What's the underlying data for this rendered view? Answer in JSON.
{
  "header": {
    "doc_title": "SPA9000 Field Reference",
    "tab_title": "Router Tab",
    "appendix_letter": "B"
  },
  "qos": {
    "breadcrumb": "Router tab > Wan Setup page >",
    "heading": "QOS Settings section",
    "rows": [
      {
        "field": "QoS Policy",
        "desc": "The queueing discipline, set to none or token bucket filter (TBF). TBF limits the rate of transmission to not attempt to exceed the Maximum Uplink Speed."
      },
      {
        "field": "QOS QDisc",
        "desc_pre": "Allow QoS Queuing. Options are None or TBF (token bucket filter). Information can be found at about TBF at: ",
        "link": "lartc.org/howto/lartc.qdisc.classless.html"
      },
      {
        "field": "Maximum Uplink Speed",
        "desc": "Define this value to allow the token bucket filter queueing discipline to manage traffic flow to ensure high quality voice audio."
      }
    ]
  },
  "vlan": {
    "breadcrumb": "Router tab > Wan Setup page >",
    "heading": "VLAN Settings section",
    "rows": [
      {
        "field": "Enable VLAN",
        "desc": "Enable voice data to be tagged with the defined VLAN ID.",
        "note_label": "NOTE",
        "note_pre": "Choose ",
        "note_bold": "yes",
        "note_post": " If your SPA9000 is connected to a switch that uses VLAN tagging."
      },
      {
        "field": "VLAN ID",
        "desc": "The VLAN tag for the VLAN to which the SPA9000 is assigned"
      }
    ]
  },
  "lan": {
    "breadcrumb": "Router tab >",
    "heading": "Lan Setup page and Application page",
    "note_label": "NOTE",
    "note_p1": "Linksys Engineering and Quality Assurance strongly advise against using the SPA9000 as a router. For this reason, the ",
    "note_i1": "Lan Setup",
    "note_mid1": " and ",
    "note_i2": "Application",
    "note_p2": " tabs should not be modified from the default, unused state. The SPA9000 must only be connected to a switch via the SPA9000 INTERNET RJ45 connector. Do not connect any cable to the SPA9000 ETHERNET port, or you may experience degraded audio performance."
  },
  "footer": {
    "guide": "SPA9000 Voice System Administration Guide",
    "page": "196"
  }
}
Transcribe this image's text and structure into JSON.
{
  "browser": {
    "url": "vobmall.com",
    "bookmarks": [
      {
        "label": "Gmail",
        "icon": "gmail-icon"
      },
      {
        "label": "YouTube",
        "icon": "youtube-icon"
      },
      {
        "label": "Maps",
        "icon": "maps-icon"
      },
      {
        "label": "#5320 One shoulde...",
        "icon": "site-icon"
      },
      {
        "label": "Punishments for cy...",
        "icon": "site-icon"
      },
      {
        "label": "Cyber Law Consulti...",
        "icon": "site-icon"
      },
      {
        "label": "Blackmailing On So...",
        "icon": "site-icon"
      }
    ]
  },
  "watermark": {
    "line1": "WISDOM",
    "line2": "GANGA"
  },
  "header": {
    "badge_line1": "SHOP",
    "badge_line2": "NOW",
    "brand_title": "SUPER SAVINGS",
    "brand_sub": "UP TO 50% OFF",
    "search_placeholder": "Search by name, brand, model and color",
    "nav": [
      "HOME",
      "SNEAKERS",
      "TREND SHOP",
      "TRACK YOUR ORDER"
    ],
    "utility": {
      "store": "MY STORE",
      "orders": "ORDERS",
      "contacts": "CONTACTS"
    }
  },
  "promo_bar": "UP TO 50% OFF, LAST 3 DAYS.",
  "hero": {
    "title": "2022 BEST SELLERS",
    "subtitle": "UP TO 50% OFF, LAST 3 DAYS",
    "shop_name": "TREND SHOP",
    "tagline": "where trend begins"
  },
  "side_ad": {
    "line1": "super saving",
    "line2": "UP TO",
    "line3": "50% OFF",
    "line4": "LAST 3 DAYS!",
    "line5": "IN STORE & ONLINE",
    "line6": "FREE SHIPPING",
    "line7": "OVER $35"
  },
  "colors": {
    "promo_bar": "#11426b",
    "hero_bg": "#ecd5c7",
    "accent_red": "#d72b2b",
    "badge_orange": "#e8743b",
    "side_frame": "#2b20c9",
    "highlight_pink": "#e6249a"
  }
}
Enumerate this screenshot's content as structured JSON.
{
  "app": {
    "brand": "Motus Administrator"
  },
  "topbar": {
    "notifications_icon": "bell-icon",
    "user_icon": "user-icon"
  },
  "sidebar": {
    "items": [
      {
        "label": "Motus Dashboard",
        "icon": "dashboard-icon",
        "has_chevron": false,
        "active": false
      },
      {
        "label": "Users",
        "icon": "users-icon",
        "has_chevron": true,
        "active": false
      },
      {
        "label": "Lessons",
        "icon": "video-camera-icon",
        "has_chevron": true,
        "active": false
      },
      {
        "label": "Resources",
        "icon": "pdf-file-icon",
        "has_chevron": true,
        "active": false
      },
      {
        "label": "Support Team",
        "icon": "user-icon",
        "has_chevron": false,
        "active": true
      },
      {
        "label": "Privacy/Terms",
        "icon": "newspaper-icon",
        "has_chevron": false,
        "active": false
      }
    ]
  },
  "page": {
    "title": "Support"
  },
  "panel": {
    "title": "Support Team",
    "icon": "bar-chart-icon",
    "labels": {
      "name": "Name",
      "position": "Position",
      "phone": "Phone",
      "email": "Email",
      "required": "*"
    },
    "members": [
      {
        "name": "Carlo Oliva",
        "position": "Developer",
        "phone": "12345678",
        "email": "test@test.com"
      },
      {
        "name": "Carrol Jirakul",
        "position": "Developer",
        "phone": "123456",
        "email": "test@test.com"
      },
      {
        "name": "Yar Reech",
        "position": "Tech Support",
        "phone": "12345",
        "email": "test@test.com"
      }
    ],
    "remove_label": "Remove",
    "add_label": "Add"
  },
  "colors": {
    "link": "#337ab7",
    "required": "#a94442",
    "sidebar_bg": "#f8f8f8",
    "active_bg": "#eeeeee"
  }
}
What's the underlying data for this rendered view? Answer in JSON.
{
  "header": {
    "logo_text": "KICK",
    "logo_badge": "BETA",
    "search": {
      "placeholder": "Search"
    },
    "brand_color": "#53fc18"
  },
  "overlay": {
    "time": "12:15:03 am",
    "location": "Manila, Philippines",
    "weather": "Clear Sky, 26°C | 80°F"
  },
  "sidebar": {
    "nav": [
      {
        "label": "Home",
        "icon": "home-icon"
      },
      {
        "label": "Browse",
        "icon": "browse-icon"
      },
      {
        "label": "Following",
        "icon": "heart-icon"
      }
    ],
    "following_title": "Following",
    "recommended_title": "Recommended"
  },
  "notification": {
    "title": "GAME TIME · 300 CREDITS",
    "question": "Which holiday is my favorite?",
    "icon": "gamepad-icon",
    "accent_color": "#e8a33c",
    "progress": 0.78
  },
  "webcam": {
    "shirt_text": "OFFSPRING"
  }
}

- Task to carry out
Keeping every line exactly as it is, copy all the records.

- Solved exercise
What's the underlying data for this rendered view? Answer in JSON.
{
  "header": {
    "doc_title": "SPA9000 Field Reference",
    "tab_title": "Router Tab",
    "appendix_letter": "B"
  },
  "qos": {
    "breadcrumb": "Router tab > Wan Setup page >",
    "heading": "QOS Settings section",
    "rows": [
      {
        "field": "QoS Policy",
        "desc": "The queueing discipline, set to none or token bucket filter (TBF). TBF limits the rate of transmission to not attempt to exceed the Maximum Uplink Speed."
      },
      {
        "field": "QOS QDisc",
        "desc_pre": "Allow QoS Queuing. Options are None or TBF (token bucket filter). Information can be found at about TBF at: ",
        "link": "lartc.org/howto/lartc.qdisc.classless.html"
      },
      {
        "field": "Maximum Uplink Speed",
        "desc": "Define this value to allow the token bucket filter queueing discipline to manage traffic flow to ensure high quality voice audio."
      }
    ]
  },
  "vlan": {
    "breadcrumb": "Router tab > Wan Setup page >",
    "heading": "VLAN Settings section",
    "rows": [
      {
        "field": "Enable VLAN",
        "desc": "Enable voice data to be tagged with the defined VLAN ID.",
        "note_label": "NOTE",
        "note_pre": "Choose ",
        "note_bold": "yes",
        "note_post": " If your SPA9000 is connected to a switch that uses VLAN tagging."
      },
      {
        "field": "VLAN ID",
        "desc": "The VLAN tag for the VLAN to which the SPA9000 is assigned"
      }
    ]
  },
  "lan": {
    "breadcrumb": "Router tab >",
    "heading": "Lan Setup page and Application page",
    "note_label": "NOTE",
    "note_p1": "Linksys Engineering and Quality Assurance strongly advise against using the SPA9000 as a router. For this reason, the ",
    "note_i1": "Lan Setup",
    "note_mid1": " and ",
    "note_i2": "Application",
    "note_p2": " tabs should not be modified from the default, unused state. The SPA9000 must only be connected to a switch via the SPA9000 INTERNET RJ45 connector. Do not connect any cable to the SPA9000 ETHERNET port, or you may experience degraded audio performance."
  },
  "footer": {
    "guide": "SPA9000 Voice System Administration Guide",
    "page": "196"
  }
}
Transcribe this image's text and structure into JSON.
{
  "browser": {
    "url": "vobmall.com",
    "bookmarks": [
      {
        "label": "Gmail",
        "icon": "gmail-icon"
      },
      {
        "label": "YouTube",
        "icon": "youtube-icon"
      },
      {
        "label": "Maps",
        "icon": "maps-icon"
      },
      {
        "label": "#5320 One shoulde...",
        "icon": "site-icon"
      },
      {
        "label": "Punishments for cy...",
        "icon": "site-icon"
      },
      {
        "label": "Cyber Law Consulti...",
        "icon": "site-icon"
      },
      {
        "label": "Blackmailing On So...",
        "icon": "site-icon"
      }
    ]
  },
  "watermark": {
    "line1": "WISDOM",
    "line2": "GANGA"
  },
  "header": {
    "badge_line1": "SHOP",
    "badge_line2": "NOW",
    "brand_title": "SUPER SAVINGS",
    "brand_sub": "UP TO 50% OFF",
    "search_placeholder": "Search by name, brand, model and color",
    "nav": [
      "HOME",
      "SNEAKERS",
      "TREND SHOP",
      "TRACK YOUR ORDER"
    ],
    "utility": {
      "store": "MY STORE",
      "orders": "ORDERS",
      "contacts": "CONTACTS"
    }
  },
  "promo_bar": "UP TO 50% OFF, LAST 3 DAYS.",
  "hero": {
    "title": "2022 BEST SELLERS",
    "subtitle": "UP TO 50% OFF, LAST 3 DAYS",
    "shop_name": "TREND SHOP",
    "tagline": "where trend begins"
  },
  "side_ad": {
    "line1": "super saving",
    "line2": "UP TO",
    "line3": "50% OFF",
    "line4": "LAST 3 DAYS!",
    "line5": "IN STORE & ONLINE",
    "line6": "FREE SHIPPING",
    "line7": "OVER $35"
  },
  "colors": {
    "promo_bar": "#11426b",
    "hero_bg": "#ecd5c7",
    "accent_red": "#d72b2b",
    "badge_orange": "#e8743b",
    "side_frame": "#2b20c9",
    "highlight_pink": "#e6249a"
  }
}
Enumerate this screenshot's content as structured JSON.
{
  "app": {
    "brand": "Motus Administrator"
  },
  "topbar": {
    "notifications_icon": "bell-icon",
    "user_icon": "user-icon"
  },
  "sidebar": {
    "items": [
      {
        "label": "Motus Dashboard",
        "icon": "dashboard-icon",
        "has_chevron": false,
        "active": false
      },
      {
        "label": "Users",
        "icon": "users-icon",
        "has_chevron": true,
        "active": false
      },
      {
        "label": "Lessons",
        "icon": "video-camera-icon",
        "has_chevron": true,
        "active": false
      },
      {
        "label": "Resources",
        "icon": "pdf-file-icon",
        "has_chevron": true,
        "active": false
      },
      {
        "label": "Support Team",
        "icon": "user-icon",
        "has_chevron": false,
        "active": true
      },
      {
        "label": "Privacy/Terms",
        "icon": "newspaper-icon",
        "has_chevron": false,
        "active": false
      }
    ]
  },
  "page": {
    "title": "Support"
  },
  "panel": {
    "title": "Support Team",
    "icon": "bar-chart-icon",
    "labels": {
      "name": "Name",
      "position": "Position",
      "phone": "Phone",
      "email": "Email",
      "required": "*"
    },
    "members": [
      {
        "name": "Carlo Oliva",
        "position": "Developer",
        "phone": "12345678",
        "email": "test@test.com"
      },
      {
        "name": "Carrol Jirakul",
        "position": "Developer",
        "phone": "123456",
        "email": "test@test.com"
      },
      {
        "name": "Yar Reech",
        "position": "Tech Support",
        "phone": "12345",
        "email": "test@test.com"
      }
    ],
    "remove_label": "Remove",
    "add_label": "Add"
  },
  "colors": {
    "link": "#337ab7",
    "required": "#a94442",
    "sidebar_bg": "#f8f8f8",
    "active_bg": "#eeeeee"
  }
}
What's the underlying data for this rendered view? Answer in JSON.
{
  "header": {
    "logo_text": "KICK",
    "logo_badge": "BETA",
    "search": {
      "placeholder": "Search"
    },
    "brand_color": "#53fc18"
  },
  "overlay": {
    "time": "12:15:03 am",
    "location": "Manila, Philippines",
    "weather": "Clear Sky, 26°C | 80°F"
  },
  "sidebar": {
    "nav": [
      {
        "label": "Home",
        "icon": "home-icon"
      },
      {
        "label": "Browse",
        "icon": "browse-icon"
      },
      {
        "label": "Following",
        "icon": "heart-icon"
      }
    ],
    "following_title": "Following",
    "recommended_title": "Recommended"
  },
  "notification": {
    "title": "GAME TIME · 300 CREDITS",
    "question": "Which holiday is my favorite?",
    "icon": "gamepad-icon",
    "accent_color": "#e8a33c",
    "progress": 0.78
  },
  "webcam": {
    "shirt_text": "OFFSPRING"
  }
}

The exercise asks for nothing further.